Instructions to follow: Count every line in the records below that contains the string "secondary". Report that number alone.

Excerpted data:
= = = =
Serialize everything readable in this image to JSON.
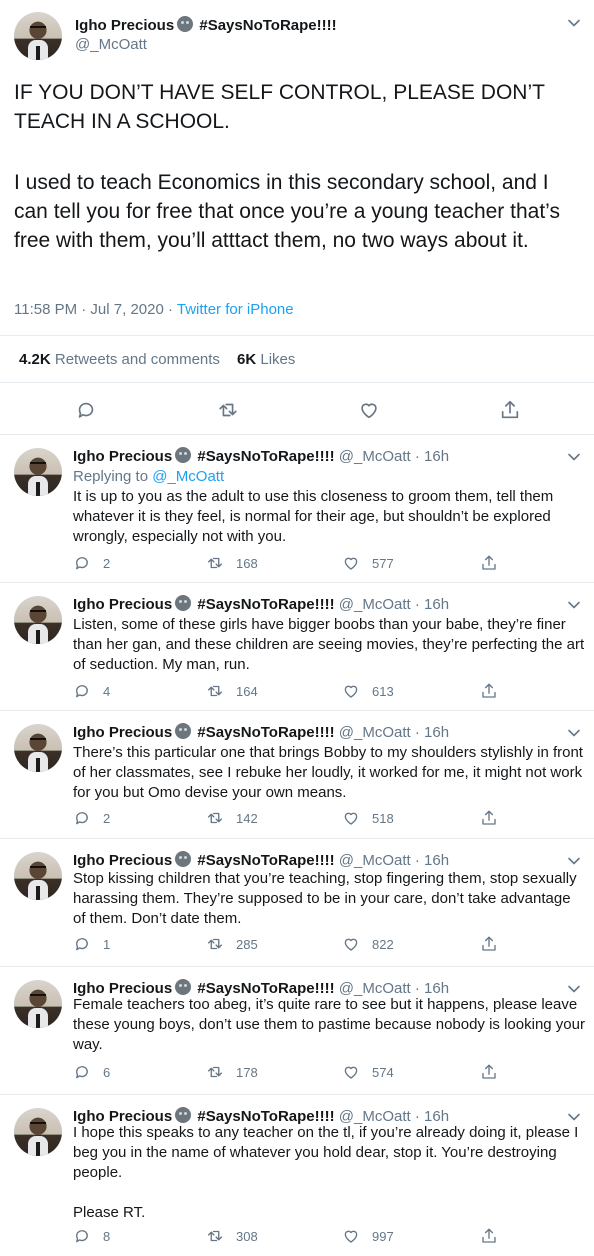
{
  "main": {
    "name": "Igho Precious",
    "tag": "#SaysNoToRape!!!!",
    "handle": "@_McOatt",
    "paragraph1": "IF YOU DON’T HAVE SELF CONTROL, PLEASE DON’T TEACH IN A SCHOOL.",
    "paragraph2": "I used to teach Economics in this secondary school, and I can tell you for free that once you’re a young teacher that’s free with them, you’ll atttact them, no two ways about it.",
    "timestamp": "11:58 PM · Jul 7, 2020 · ",
    "source": "Twitter for iPhone",
    "retweets_count": "4.2K",
    "retweets_label": " Retweets and comments",
    "likes_count": "6K",
    "likes_label": " Likes",
    "icons": [
      "reply-icon",
      "retweet-icon",
      "like-icon",
      "share-icon",
      "chevron-down-icon",
      "emoji-icon"
    ]
  },
  "replies": [
    {
      "name": "Igho Precious",
      "tag": "#SaysNoToRape!!!!",
      "meta": " @_McOatt · 16h",
      "replying_prefix": "Replying to ",
      "replying_handle": "@_McOatt",
      "paragraphs": [
        "It is up to you as the adult to use this closeness to groom them, tell them whatever it is they feel, is normal for their age, but shouldn’t be explored wrongly, especially not with you."
      ],
      "replies": "2",
      "retweets": "168",
      "likes": "577"
    },
    {
      "name": "Igho Precious",
      "tag": "#SaysNoToRape!!!!",
      "meta": " @_McOatt · 16h",
      "paragraphs": [
        "Listen, some of these girls have bigger boobs than your babe, they’re finer than her gan, and these children are seeing movies, they’re perfecting the art of seduction. My man, run."
      ],
      "replies": "4",
      "retweets": "164",
      "likes": "613"
    },
    {
      "name": "Igho Precious",
      "tag": "#SaysNoToRape!!!!",
      "meta": " @_McOatt · 16h",
      "paragraphs": [
        "There’s this particular one that brings Bobby to my shoulders stylishly in front of her classmates, see I rebuke her loudly, it worked for me, it might not work for you but Omo devise your own means."
      ],
      "replies": "2",
      "retweets": "142",
      "likes": "518"
    },
    {
      "name": "Igho Precious",
      "tag": "#SaysNoToRape!!!!",
      "meta": " @_McOatt · 16h",
      "paragraphs": [
        "Stop kissing children that you’re teaching, stop fingering them, stop sexually harassing them. They’re supposed to be in your care, don’t take advantage of them. Don’t date them."
      ],
      "replies": "1",
      "retweets": "285",
      "likes": "822"
    },
    {
      "name": "Igho Precious",
      "tag": "#SaysNoToRape!!!!",
      "meta": " @_McOatt · 16h",
      "paragraphs": [
        "Female teachers too abeg, it’s quite rare to see but it happens, please leave these young boys, don’t use them to pastime because nobody is looking your way."
      ],
      "replies": "6",
      "retweets": "178",
      "likes": "574"
    },
    {
      "name": "Igho Precious",
      "tag": "#SaysNoToRape!!!!",
      "meta": " @_McOatt · 16h",
      "paragraphs": [
        "I hope this speaks to any teacher on the tl, if you’re already doing it, please I beg you in the name of whatever you hold dear, stop it. You’re destroying people.",
        "Please RT."
      ],
      "replies": "8",
      "retweets": "308",
      "likes": "997"
    }
  ],
  "colors": {
    "text": "#14171a",
    "secondary": "#657786",
    "link": "#1da1f2",
    "border": "#e6ecf0"
  }
}
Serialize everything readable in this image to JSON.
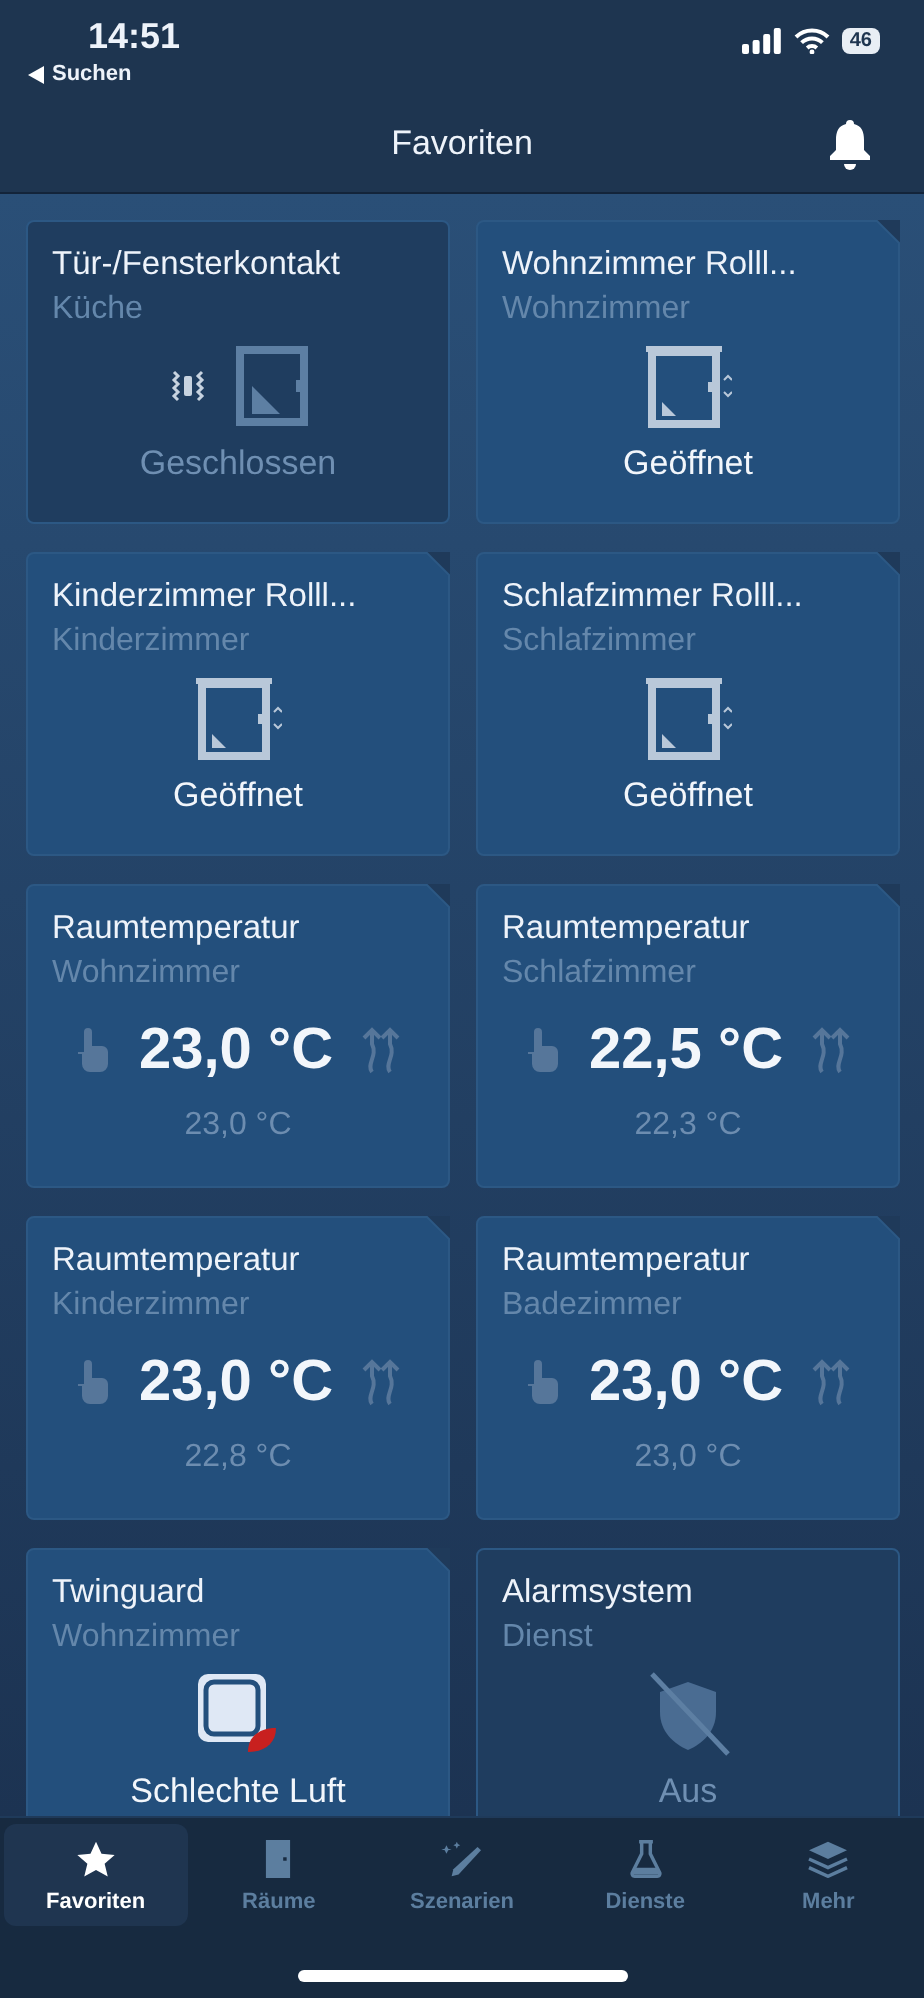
{
  "status_bar": {
    "time": "14:51",
    "back_label": "Suchen",
    "battery": "46"
  },
  "header": {
    "title": "Favoriten"
  },
  "cards": [
    {
      "kind": "contact",
      "title": "Tür-/Fensterkontakt",
      "room": "Küche",
      "status": "Geschlossen",
      "active": false
    },
    {
      "kind": "shutter",
      "title": "Wohnzimmer Rolll...",
      "room": "Wohnzimmer",
      "status": "Geöffnet",
      "active": true
    },
    {
      "kind": "shutter",
      "title": "Kinderzimmer Rolll...",
      "room": "Kinderzimmer",
      "status": "Geöffnet",
      "active": true
    },
    {
      "kind": "shutter",
      "title": "Schlafzimmer Rolll...",
      "room": "Schlafzimmer",
      "status": "Geöffnet",
      "active": true
    },
    {
      "kind": "thermostat",
      "title": "Raumtemperatur",
      "room": "Wohnzimmer",
      "setpoint": "23,0 °C",
      "status": "23,0 °C",
      "active": true
    },
    {
      "kind": "thermostat",
      "title": "Raumtemperatur",
      "room": "Schlafzimmer",
      "setpoint": "22,5 °C",
      "status": "22,3 °C",
      "active": true
    },
    {
      "kind": "thermostat",
      "title": "Raumtemperatur",
      "room": "Kinderzimmer",
      "setpoint": "23,0 °C",
      "status": "22,8 °C",
      "active": true
    },
    {
      "kind": "thermostat",
      "title": "Raumtemperatur",
      "room": "Badezimmer",
      "setpoint": "23,0 °C",
      "status": "23,0 °C",
      "active": true
    },
    {
      "kind": "twinguard",
      "title": "Twinguard",
      "room": "Wohnzimmer",
      "status": "Schlechte Luft",
      "active": true
    },
    {
      "kind": "alarm",
      "title": "Alarmsystem",
      "room": "Dienst",
      "status": "Aus",
      "active": false
    }
  ],
  "tabs": [
    {
      "kind": "star",
      "label": "Favoriten",
      "selected": true
    },
    {
      "kind": "door",
      "label": "Räume",
      "selected": false
    },
    {
      "kind": "wand",
      "label": "Szenarien",
      "selected": false
    },
    {
      "kind": "flask",
      "label": "Dienste",
      "selected": false
    },
    {
      "kind": "layers",
      "label": "Mehr",
      "selected": false
    }
  ]
}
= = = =
Solution to the problem: 2